Children could be learning in the north-east’s first outdoor nursery in a public park by the end of next summer.
Council officers have granted listed building consent for the renovation of the B-listed East Gate Lodge in Duthie Park, paving the way for the Scandanavian-style education in Aberdeen.
The proposals include a single-storey extension of the historic building, which dates back to 1883, which would enclose the outdoor space.
Education bosses claim the project, at the Polmuir Road park gate, will usher in a new kind of early learning and childcare (ELC), to be used as a base for three and four-year-olds to learn in the natural environment.

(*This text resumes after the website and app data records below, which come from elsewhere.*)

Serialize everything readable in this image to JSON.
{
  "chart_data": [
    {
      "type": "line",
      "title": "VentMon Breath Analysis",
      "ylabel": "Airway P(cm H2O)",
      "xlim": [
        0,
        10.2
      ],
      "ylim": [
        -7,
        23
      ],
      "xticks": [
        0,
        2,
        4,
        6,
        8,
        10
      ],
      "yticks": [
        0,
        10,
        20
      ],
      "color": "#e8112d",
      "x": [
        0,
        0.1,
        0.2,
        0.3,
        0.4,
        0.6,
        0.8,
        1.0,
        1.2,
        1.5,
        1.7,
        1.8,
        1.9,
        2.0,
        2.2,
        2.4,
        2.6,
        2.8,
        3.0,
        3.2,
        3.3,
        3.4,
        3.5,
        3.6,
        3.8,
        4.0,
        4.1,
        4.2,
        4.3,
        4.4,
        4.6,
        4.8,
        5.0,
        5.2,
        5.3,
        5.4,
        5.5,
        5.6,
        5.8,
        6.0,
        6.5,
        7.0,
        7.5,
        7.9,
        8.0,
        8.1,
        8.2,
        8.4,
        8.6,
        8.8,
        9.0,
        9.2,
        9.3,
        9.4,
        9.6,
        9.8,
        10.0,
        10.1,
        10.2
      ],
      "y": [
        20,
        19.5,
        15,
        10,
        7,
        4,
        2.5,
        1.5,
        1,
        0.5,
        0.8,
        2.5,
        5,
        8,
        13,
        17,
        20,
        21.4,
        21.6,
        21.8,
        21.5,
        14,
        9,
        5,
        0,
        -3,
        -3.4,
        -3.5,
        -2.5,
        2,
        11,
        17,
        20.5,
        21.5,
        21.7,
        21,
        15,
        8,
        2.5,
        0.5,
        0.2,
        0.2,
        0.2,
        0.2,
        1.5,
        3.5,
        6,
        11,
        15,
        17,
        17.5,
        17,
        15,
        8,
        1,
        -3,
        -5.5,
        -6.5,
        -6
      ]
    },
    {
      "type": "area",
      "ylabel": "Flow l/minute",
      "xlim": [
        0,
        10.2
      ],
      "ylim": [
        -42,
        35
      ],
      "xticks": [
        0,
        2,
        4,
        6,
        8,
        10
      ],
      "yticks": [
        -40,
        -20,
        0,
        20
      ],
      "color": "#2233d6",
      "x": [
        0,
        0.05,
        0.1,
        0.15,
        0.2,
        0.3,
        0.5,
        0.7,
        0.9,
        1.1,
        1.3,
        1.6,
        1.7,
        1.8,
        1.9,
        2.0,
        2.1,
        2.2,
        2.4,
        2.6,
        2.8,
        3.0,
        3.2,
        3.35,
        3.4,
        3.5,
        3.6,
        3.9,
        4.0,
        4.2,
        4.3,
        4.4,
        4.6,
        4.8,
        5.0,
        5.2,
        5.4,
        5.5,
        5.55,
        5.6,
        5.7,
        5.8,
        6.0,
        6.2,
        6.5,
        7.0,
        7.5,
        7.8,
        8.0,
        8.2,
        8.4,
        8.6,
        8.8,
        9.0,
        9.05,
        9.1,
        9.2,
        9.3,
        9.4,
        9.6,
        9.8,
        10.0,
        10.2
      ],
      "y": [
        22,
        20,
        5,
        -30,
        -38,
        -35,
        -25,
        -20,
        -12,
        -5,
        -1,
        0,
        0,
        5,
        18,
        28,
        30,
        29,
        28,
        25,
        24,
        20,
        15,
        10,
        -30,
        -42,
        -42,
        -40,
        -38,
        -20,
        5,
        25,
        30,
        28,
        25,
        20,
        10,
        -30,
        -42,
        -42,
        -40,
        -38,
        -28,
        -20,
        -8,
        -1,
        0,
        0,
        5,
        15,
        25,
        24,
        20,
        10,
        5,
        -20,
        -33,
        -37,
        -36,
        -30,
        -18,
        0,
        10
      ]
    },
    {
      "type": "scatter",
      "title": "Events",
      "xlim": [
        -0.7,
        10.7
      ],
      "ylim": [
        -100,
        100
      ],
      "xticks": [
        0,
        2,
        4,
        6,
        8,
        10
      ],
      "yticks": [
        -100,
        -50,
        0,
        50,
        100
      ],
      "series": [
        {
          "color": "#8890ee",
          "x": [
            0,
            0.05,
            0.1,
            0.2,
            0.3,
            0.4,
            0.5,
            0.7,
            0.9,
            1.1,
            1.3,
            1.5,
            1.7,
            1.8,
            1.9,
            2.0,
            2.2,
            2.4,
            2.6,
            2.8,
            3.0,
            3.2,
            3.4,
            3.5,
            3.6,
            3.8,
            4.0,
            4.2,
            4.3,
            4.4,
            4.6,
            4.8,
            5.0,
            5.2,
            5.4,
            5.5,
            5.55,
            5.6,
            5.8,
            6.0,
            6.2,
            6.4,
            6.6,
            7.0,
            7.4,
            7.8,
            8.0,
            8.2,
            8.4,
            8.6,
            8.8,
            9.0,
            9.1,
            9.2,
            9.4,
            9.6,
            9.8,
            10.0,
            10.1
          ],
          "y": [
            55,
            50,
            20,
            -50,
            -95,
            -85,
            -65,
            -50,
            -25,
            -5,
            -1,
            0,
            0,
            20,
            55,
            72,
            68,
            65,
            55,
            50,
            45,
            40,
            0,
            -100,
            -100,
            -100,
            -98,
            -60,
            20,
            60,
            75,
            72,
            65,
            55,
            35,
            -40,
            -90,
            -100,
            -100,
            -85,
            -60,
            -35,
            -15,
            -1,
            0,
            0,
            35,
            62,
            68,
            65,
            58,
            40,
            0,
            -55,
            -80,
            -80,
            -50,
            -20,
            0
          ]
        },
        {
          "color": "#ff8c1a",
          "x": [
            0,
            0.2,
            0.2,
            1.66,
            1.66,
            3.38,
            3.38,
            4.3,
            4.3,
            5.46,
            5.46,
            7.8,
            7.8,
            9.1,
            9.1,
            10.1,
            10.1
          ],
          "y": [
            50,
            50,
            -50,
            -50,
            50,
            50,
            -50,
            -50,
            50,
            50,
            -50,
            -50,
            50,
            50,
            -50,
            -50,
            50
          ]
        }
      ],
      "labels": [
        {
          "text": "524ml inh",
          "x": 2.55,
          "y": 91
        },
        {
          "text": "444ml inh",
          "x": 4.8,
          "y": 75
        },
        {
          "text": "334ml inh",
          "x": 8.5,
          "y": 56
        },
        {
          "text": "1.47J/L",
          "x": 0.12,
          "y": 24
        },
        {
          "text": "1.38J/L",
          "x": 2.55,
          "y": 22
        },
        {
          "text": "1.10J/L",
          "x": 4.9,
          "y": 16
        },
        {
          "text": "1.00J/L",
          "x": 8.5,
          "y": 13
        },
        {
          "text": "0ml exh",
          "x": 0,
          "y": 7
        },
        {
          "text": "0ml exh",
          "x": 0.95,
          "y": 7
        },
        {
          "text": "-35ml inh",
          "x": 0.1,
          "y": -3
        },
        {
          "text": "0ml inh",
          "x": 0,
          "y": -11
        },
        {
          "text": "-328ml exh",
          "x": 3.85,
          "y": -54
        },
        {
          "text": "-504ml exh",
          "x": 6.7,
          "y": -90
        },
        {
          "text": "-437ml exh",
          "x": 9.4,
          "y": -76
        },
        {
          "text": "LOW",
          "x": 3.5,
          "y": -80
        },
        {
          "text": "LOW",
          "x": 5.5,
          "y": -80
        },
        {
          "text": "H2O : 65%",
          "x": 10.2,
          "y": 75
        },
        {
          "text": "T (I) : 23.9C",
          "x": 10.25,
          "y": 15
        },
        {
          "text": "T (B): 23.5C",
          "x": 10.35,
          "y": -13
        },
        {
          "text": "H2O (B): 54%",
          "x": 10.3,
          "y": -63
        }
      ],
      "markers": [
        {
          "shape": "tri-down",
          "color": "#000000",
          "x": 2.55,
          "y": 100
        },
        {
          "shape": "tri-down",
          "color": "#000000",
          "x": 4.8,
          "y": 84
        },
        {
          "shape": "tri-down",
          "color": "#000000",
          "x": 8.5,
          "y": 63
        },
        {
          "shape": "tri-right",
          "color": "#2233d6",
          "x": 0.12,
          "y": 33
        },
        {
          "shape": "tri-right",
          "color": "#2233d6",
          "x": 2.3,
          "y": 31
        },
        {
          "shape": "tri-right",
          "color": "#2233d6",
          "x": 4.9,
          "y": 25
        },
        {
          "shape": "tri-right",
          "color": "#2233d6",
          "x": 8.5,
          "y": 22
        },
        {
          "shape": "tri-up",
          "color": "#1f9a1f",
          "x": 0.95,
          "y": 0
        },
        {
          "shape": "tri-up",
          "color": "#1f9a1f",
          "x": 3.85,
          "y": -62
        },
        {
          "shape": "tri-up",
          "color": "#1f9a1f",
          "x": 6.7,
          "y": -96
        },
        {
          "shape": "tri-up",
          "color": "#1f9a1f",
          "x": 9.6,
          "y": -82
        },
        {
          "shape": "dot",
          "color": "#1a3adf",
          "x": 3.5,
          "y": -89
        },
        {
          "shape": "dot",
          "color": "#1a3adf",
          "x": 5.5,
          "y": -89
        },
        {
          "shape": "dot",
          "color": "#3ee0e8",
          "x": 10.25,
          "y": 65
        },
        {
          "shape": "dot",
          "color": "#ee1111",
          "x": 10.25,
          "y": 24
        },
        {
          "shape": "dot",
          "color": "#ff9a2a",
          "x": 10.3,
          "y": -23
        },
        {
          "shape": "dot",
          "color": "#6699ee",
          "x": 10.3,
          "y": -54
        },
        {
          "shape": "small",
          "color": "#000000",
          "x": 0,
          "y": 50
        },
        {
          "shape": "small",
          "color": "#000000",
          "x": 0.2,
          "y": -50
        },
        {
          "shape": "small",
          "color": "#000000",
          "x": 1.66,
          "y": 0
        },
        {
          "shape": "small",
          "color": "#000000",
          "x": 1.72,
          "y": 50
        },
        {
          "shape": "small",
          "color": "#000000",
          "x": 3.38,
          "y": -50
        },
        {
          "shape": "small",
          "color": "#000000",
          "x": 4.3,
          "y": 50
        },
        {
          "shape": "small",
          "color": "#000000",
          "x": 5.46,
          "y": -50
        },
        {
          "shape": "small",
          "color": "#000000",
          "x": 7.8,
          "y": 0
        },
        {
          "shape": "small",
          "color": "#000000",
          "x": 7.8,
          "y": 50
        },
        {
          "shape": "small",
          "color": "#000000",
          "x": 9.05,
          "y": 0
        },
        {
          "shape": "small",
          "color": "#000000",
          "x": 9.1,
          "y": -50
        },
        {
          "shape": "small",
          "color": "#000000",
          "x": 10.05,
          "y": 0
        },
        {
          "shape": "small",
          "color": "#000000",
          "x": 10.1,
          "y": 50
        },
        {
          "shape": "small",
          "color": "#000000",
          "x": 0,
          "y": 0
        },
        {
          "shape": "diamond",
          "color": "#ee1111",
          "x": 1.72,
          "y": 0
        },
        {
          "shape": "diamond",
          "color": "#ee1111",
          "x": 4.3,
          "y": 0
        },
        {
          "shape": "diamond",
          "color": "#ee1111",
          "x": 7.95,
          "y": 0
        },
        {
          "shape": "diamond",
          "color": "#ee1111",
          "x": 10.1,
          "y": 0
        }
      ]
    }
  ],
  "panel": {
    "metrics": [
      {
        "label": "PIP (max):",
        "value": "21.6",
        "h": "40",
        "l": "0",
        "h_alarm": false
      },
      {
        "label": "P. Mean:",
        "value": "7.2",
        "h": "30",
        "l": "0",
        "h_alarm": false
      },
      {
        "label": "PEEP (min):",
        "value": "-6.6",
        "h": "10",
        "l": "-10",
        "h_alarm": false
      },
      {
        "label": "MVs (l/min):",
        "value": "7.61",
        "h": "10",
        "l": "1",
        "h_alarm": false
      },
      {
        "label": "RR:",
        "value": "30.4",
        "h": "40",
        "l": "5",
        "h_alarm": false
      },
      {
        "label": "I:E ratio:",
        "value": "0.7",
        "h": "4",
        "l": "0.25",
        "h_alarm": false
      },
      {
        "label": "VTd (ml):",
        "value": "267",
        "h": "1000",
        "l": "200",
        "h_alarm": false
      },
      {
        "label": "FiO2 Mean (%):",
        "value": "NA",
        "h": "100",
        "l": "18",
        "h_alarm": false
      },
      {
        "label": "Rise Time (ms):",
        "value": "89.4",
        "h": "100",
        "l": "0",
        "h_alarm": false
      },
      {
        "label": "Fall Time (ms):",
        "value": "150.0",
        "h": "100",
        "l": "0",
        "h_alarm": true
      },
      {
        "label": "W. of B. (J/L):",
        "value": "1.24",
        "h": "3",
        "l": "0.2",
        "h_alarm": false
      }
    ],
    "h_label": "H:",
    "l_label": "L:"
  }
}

Plans outline woodland and green spaces to be used as a playground and classroom – with outdoor play believed to develop children’s motor skills, which are essential for writing and physical activity, and neurological development, helping them to manage their emotions and make sense of the world.
The facility will also provide targeted ELC to vulnerable two-year-olds and offer intensive support for families.
Council education bosses are to build the “desperately needed” facility in one of the city’s favourite green spaces in an effort to meet incoming requirements to provide care for more children.
The Scottish Government has delayed the doubling of funded provision to 1,140 hours a year because of the pandemic, though it had been due to come into effect next month.
While building to meet the new requirements has been disrupted by the lockdown, engineers have already undertaken site surveys and contractors will soon produce a price for the work.
Building is expected to begin in autumn and should be completed by next summer, it is understood.
Education convener John Wheeler said: “There has been a huge drive towards outdoor learning as it’s hugely important to a child’s development.
“People should be excited about the learning opportunities outdoor settings provide children.
“ELC provision has been under pressure in the area too so it will certainly be a welcome addition.”
Despite the north-east enjoying limited summer weather, he added: “The early years team would always say there is no such thing as the wrong weather for outdoor learning, and with the right resources, clothes and equipment it can provide learning year-round.
“Looking at Scandinavia or Germany, they use these all year round albeit with indoor supplements there, but with the right clothing there is no reason we couldn’t here.”